I'm sitting at the computer looking up random things on Amazon, idly searching for something new to add my TBR shelves. That's when I spy it: a rather cute sounding urban fantasy/chick lit read. It has excellent ratings and a lot of them. The reviews are so glowing that my mouse is almost halfway up the screen to add it to my checkout box or wish list before the little alarm bells start going off. I look a little further into all of those glowing reviews, only to discover that a good many of them are either by people who have only reviewed the author's stuff, have only reviewed this one book, or have a history of only reviewing indie books that looks sneakingly similar to a review swap. The mouse scrolls back down, the book's credibility now shattered. Maybe the author really is that good and I try to make a note of their name, but I know that I'll probably never check them out. The damage has already been done.

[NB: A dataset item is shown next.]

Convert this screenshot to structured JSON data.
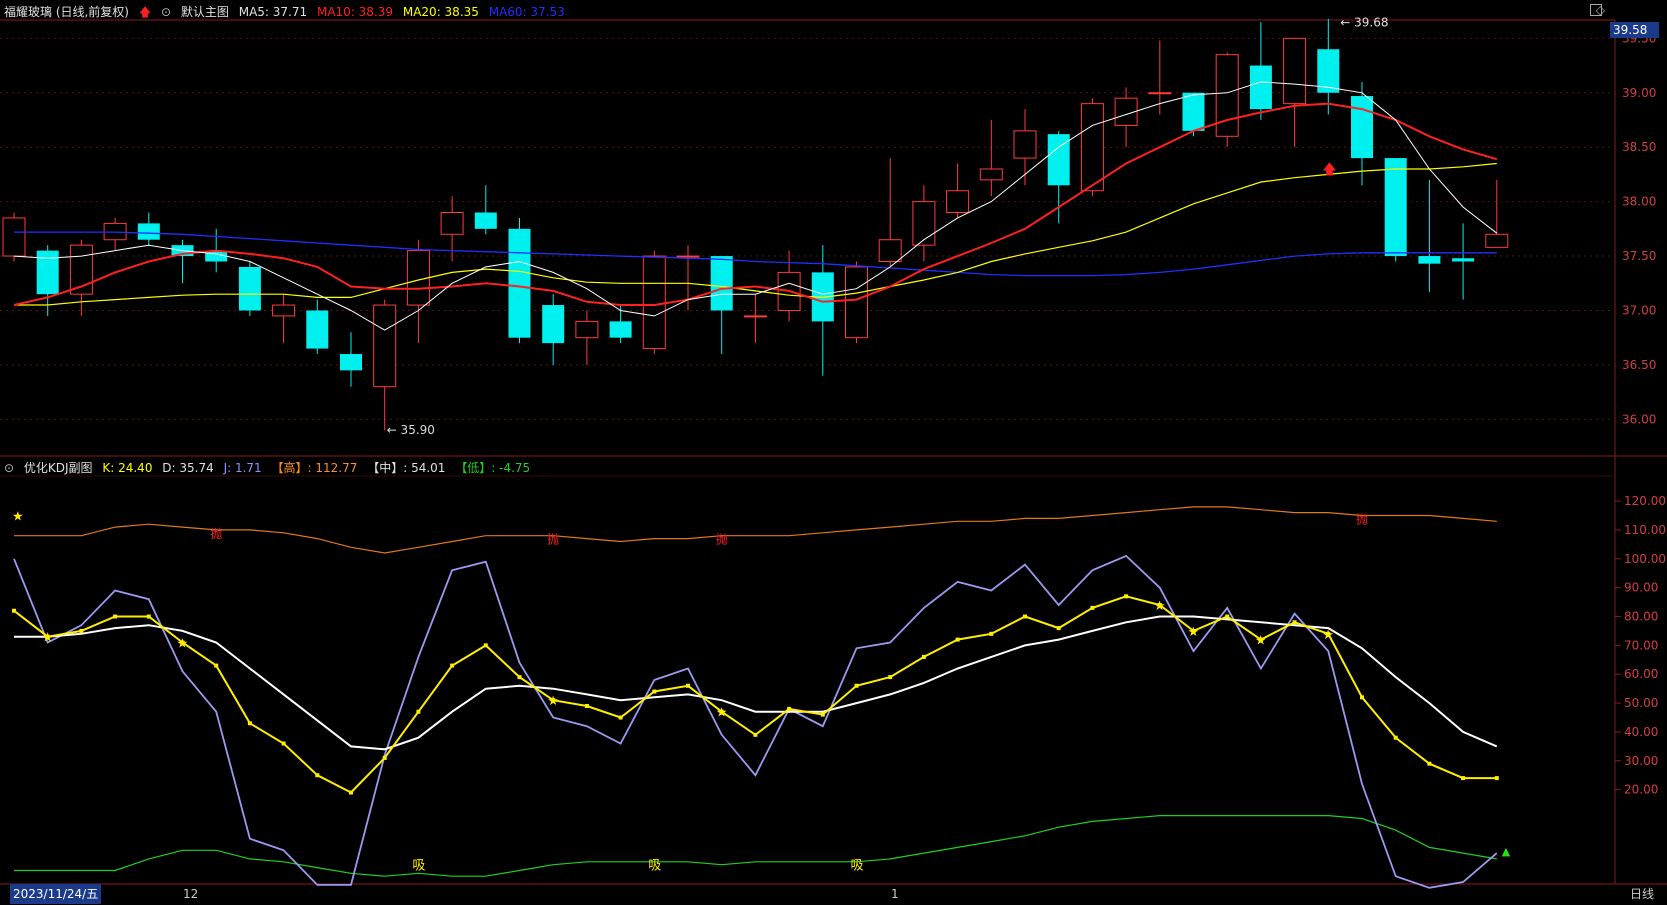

If you've been on Amazon then you know what type of scenario I'm describing. Over the last few years there's been an explosion of self-published authors that have hundreds upon hundreds of positive reviews that all sing the book's praises and call it "the best thing ever". But how many of these are really all that genuine? Exactly how many are from "real" readers and how many are from the author themselves, their friends/family members, or from authors trading positive reviews?
When I would initially find these types of books with hundreds of dubious reviews, I'd assume that they were real. After all, who has the time to painstakingly post that many reviews under different names? Then I discovered Robert Stanek, the infamous author who is fairly well known for his rampant sockpuppeting of his own books. There are people who are willing to post that many reviews in the hopes of getting bigger attention. So at that point I figured "Hey, I'll just look for the verified badge. That means that they're legit, right?" Not so much. In what was probably an attempt to curb sockpuppets and trolling, Amazon requires that you make a purchase before posting a review. You're just as likely to find a false reviewer with a verified badge on a product because hey, if you're going to have to buy something then why not your own product? It goes up in the ratings AND you get to post a review praising your work.
So how do you tell if they're real or not? Honestly... you can't. Seeing a reviewer that has only reviewed Jane Doe's work is pretty suspicious, but that's not a guarantee that this is just Jane reviewing for herself. It could be that the author I looked at earlier has a wide fanbase that just happens to only have reviewed their stuff. But then it could also be exactly the type of situation it appears to be.
The thing is, fake reviewing only gets you so far and gets you noticed so much. You might get up in the higher rankings, but if your book is mediocre then you can only go so far before the publishers shrug and move on and the potential readers start eyeing your book with suspicion. After all, if tons of positive reviews was all that it took to get a publishing contract then Stanek would be writing for all of the publishing houses out there. All I can hope is that eventually this trend of fake reviewing eventually dies out because sometimes it tends to backfire on the author because you get people like me, that assume that you're faking your own reviews and pass over your work to read the next author on Amazon.
*A description of the whole Robert Stanek thing